The recent success of 12th WTO ministerial at Geneva, where a multilateral trade deal was reached after seven years, was “largely” because of India’s leadership in helping to navigate everybody’s viewpoints and bringing the developed and developing world to a consensus that was “fair and equitable”, said Commerce and Industry Minister Piyush Goyal on Monday.
Post the success of this ministerial, the perception on India has been transformed as a country that leads, that brings fairness and that brings solutions to the table and that brings a voice of large section of the world that cannot be ignored, Goyal said at a press conference here.
“Now everybody is thanking India, this is one of the most successful WTO ministerial ever held. Every Indian citizen should be proud of the outcome of WTO ministerial,” Goyal said. India was the voice of its farmers, fisheries sector, MSMEs and its poor and the country’s imprint was seen in almost all the agreements reached, he said, adding, “Not only were India’s interests fully protected, but it also took care of the world’s interests.”
India is no longer seen as a “deal breaker” but a “deal maker”, the minister said. In cricket parlance, India played on the “front foot” at Geneva and helped protect multilateralism, he noted.
On the benefits that would flow to the domestic pharma sector, he said the TRIPS waiver had two parts — current vaccine production for Covid-19 and the other one being the addition of therapeutics and diagnostics, hopefully in the next six months.

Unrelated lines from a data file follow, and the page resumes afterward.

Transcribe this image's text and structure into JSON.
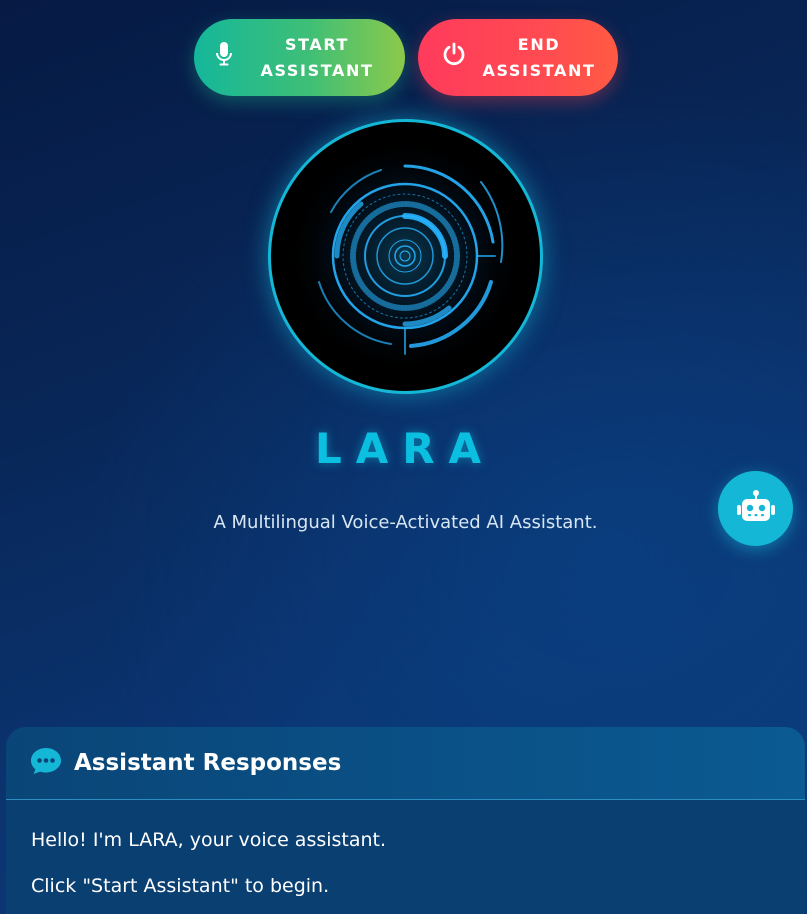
{
  "controls": {
    "start_label": "START\nASSISTANT",
    "end_label": "END\nASSISTANT",
    "start_icon": "microphone-icon",
    "end_icon": "power-icon"
  },
  "assistant": {
    "name": "LARA",
    "tagline": "A Multilingual Voice-Activated AI Assistant."
  },
  "fab": {
    "icon": "robot-icon"
  },
  "responses": {
    "title": "Assistant Responses",
    "icon": "chat-bubble-icon",
    "messages": [
      "Hello! I'm LARA, your voice assistant.",
      "Click \"Start Assistant\" to begin."
    ]
  },
  "colors": {
    "accent": "#14b8d6",
    "start_gradient": [
      "#14b79b",
      "#8cc94b"
    ],
    "end_gradient": [
      "#ff3b5c",
      "#ff5a43"
    ],
    "background": "#082657"
  }
}
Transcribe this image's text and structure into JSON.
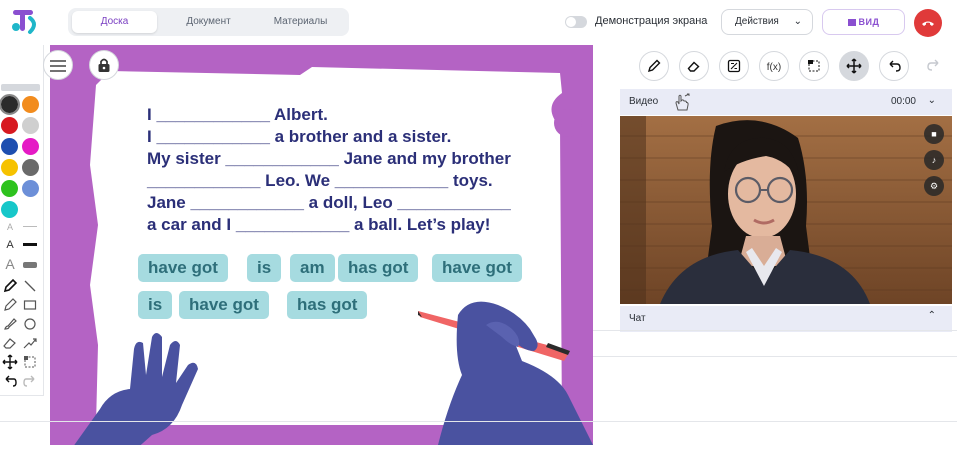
{
  "header": {
    "tabs": [
      {
        "label": "Доска",
        "active": true
      },
      {
        "label": "Документ",
        "active": false
      },
      {
        "label": "Материалы",
        "active": false
      }
    ],
    "screen_share_label": "Демонстрация экрана",
    "actions_label": "Действия",
    "view_label": "ВИД"
  },
  "palette": {
    "colors": [
      "#2b2b2b",
      "#f28c1e",
      "#d71920",
      "#cfcfcf",
      "#1e4fb0",
      "#e51ac5",
      "#f6c200",
      "#6a6a6a",
      "#2ec21e",
      "#6c8fd8",
      "#17c7c9"
    ]
  },
  "board": {
    "lines": [
      "I ____________ Albert.",
      "I ____________ a brother and a sister.",
      "My sister ____________ Jane and my brother",
      "____________ Leo. We ____________ toys.",
      "Jane ____________ a doll, Leo ____________",
      "a car and I ____________ a ball. Let’s play!"
    ],
    "chips_row1": [
      "have got",
      "is",
      "am",
      "has got",
      "have got"
    ],
    "chips_row2": [
      "is",
      "have got",
      "has got"
    ],
    "colors": {
      "frame": "#b463c4",
      "text": "#2b2f78",
      "chip_bg": "#a6dbe0",
      "chip_text": "#2e6f7a",
      "hand": "#4a52a0"
    }
  },
  "toolbar_right": {
    "function_label": "f(x)"
  },
  "video_panel": {
    "title": "Видео",
    "time": "00:00"
  },
  "chat_panel": {
    "title": "Чат"
  }
}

“For the current strains of Covic-19, we don’t need a TRIPS waiver. But we have supported other developing countries who wished to manufacture vaccine,” he said. Should a new strain emerge in the next five years and somebody else finds a vaccine, then India can use this waiver to manufacture that vaccine.
“In the meantime I have offered to many developing countries and other countries, if they want to manufacture vaccines in their country, our manufacturers are ready, willing and happy to support them (with technology) to set up such facilities,” Goyal said.
Goyal highlighted that the latest TRIPS waiver allows a country to export 100 per cent of production for five years. Otherwise, only 49 per cent exports were allowed under compulsory licensing.
Goyal said the proposed India-EU Free Trade Agreement (FTA) will be a “win-win” agreement for both sides and it would be an “equitable and balanced” one. Three days from now, the European side will land in Delhi and discussions towards FTA will begin on June 27.
This proposed FTA will throw open the door to the EU for Indian textiles, pharma, agricultural products, sports goods and leather goods, Goyal said. Similarly, both sides will get opportunities to expand services and it will provide India with an increased opportunity for services. India and the EU will also enter into agreements on investments and geographical indications.
“It is in the interest of our Indian businesses and farmers that this agreement happens. It will also be good for Indian consumers as we will get high quality products. It will also help India improve the quality of manufacturing and move to global standards. India should be recognised in the world as a global producer of quality goods at affordable prices,” Goyal said.